Data items
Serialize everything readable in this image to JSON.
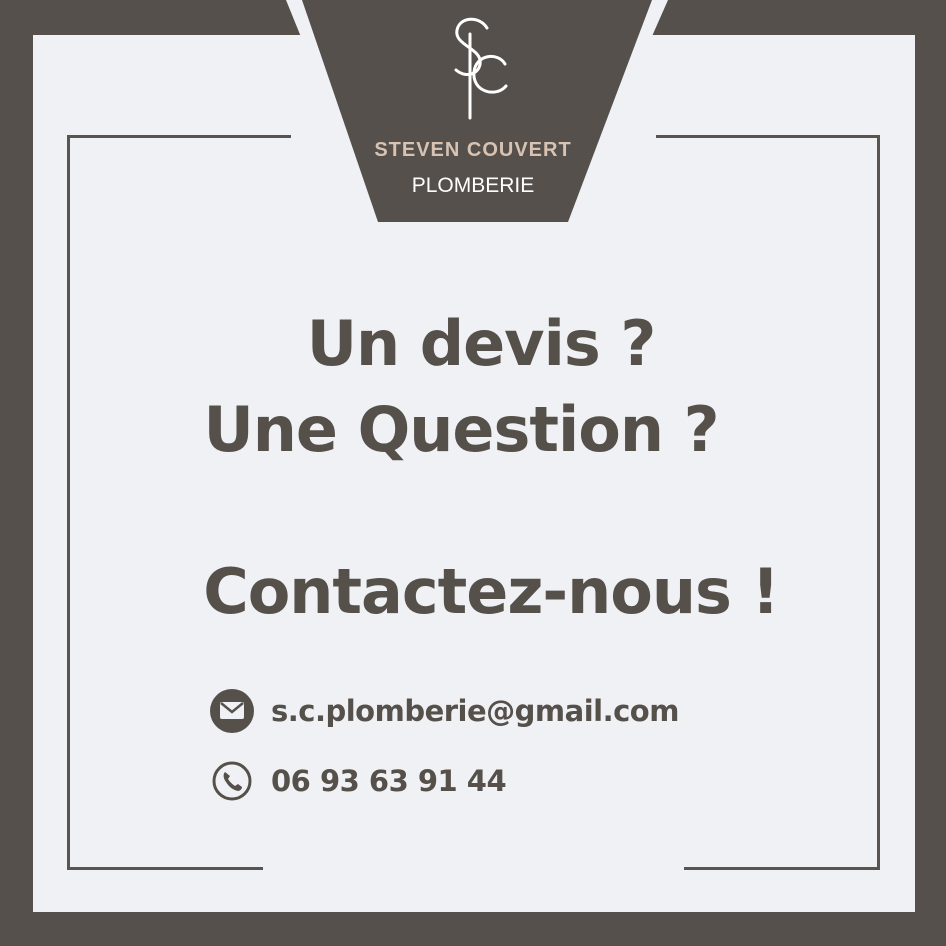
{
  "brand": {
    "monogram": "SC",
    "name": "STEVEN COUVERT",
    "tagline": "PLOMBERIE"
  },
  "headline": {
    "line1": "Un devis ?",
    "line2": "Une Question ?",
    "line3": "Contactez-nous !"
  },
  "contact": {
    "email": "s.c.plomberie@gmail.com",
    "phone": "06 93 63 91 44",
    "email_icon": "envelope-icon",
    "phone_icon": "phone-icon"
  },
  "colors": {
    "dark": "#55504c",
    "panel": "#f0f1f5",
    "accent": "#d8c3b3"
  }
}
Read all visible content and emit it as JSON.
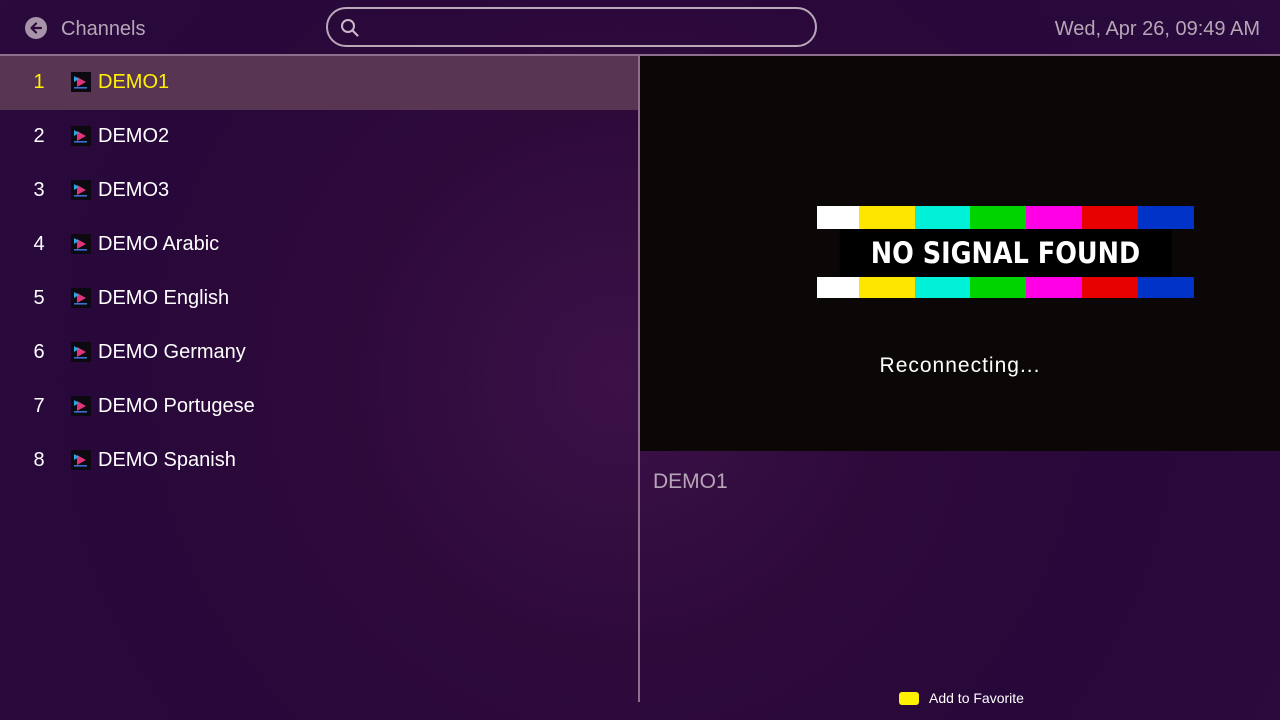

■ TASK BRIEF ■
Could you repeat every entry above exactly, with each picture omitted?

■ WRITTEN RESPONSE ■
Serialize everything readable in this image to JSON.
{
  "brand": {
    "monogram": "SC",
    "name": "STEVEN COUVERT",
    "tagline": "PLOMBERIE"
  },
  "headline": {
    "line1": "Un devis ?",
    "line2": "Une Question ?",
    "line3": "Contactez-nous !"
  },
  "contact": {
    "email": "s.c.plomberie@gmail.com",
    "phone": "06 93 63 91 44",
    "email_icon": "envelope-icon",
    "phone_icon": "phone-icon"
  },
  "colors": {
    "dark": "#55504c",
    "panel": "#f0f1f5",
    "accent": "#d8c3b3"
  }
}
Read all visible content and emit it as JSON.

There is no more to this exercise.